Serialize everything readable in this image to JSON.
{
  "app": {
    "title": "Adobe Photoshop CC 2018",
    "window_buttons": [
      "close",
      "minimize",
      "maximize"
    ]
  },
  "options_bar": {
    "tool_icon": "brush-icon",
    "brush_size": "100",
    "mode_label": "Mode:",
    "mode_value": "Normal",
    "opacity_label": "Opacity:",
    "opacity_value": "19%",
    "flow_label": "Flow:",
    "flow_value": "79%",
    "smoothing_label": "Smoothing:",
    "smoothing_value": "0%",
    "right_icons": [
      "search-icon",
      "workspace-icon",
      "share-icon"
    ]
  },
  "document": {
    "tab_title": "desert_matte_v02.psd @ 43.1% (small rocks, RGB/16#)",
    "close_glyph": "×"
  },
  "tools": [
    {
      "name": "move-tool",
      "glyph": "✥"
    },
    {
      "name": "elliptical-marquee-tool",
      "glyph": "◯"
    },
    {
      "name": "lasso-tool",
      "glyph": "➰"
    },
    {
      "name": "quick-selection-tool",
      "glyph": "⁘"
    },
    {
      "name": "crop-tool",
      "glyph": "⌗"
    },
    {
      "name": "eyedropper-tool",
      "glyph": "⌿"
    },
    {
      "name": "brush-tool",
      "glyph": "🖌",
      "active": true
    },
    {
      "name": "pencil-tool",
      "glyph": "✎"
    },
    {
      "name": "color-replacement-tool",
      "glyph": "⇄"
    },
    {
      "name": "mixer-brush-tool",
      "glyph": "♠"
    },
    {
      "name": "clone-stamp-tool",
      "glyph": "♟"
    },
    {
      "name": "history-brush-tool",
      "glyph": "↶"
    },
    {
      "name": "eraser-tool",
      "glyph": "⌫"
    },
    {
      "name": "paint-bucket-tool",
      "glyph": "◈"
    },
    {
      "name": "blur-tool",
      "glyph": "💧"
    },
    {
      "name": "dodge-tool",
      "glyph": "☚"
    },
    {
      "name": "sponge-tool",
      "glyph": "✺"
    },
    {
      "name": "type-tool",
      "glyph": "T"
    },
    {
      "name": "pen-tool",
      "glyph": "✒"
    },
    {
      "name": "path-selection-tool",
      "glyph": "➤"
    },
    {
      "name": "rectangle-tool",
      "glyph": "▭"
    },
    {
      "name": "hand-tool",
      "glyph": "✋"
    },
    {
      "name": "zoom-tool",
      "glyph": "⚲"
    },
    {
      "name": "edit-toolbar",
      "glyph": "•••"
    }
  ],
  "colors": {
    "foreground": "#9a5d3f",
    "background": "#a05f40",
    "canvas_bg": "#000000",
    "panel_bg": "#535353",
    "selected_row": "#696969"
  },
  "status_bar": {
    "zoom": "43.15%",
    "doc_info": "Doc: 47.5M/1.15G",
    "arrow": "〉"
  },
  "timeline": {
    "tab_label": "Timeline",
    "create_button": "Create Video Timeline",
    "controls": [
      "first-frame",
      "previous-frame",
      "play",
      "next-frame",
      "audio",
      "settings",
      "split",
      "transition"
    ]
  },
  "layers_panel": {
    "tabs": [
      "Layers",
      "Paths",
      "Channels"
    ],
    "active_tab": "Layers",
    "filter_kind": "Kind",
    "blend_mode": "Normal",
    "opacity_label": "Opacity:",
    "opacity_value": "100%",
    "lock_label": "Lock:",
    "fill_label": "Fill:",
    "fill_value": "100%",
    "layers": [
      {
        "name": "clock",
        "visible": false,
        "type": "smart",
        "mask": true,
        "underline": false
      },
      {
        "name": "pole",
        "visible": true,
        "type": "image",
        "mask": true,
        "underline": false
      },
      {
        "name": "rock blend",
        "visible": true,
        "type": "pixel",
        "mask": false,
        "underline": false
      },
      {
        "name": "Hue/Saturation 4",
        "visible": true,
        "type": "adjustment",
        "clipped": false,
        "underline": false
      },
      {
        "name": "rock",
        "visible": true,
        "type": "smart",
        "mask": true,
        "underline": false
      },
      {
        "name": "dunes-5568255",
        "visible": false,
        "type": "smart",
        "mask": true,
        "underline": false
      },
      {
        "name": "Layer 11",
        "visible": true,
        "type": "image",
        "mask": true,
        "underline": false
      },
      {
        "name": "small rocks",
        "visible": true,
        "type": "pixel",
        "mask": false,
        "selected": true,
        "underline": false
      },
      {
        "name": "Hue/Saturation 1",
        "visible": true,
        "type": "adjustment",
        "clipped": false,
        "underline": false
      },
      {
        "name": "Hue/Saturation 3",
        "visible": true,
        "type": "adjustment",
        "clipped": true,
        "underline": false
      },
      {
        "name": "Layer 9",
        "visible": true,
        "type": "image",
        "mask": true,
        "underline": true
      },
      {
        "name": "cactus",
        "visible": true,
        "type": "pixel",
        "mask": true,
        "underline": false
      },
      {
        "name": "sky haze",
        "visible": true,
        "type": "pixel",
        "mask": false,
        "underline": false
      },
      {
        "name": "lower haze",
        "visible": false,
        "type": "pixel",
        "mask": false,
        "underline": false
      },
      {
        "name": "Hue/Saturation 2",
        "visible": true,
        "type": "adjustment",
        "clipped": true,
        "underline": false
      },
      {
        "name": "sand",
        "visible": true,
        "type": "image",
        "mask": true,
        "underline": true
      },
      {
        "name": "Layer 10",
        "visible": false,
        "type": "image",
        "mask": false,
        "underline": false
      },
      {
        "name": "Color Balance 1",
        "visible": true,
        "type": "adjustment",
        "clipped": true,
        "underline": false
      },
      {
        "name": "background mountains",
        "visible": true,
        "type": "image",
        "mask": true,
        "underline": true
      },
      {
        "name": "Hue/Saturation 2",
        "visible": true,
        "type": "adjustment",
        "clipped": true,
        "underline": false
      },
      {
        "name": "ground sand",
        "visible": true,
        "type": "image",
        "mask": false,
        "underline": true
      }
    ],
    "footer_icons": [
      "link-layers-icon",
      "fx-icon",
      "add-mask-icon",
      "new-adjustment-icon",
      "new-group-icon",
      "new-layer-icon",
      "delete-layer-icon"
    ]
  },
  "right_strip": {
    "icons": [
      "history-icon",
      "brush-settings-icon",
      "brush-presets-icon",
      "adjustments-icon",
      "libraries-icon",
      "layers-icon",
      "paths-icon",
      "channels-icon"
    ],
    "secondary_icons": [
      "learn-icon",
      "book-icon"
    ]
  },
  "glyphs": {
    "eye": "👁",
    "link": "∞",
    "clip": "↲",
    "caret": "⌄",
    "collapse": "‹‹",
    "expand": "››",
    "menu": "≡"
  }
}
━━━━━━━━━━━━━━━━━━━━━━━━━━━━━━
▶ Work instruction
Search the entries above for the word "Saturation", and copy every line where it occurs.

▶ Task answer
        "name": "Hue/Saturation 4",
        "name": "Hue/Saturation 1",
        "name": "Hue/Saturation 3",
        "name": "Hue/Saturation 2",
        "name": "Hue/Saturation 2",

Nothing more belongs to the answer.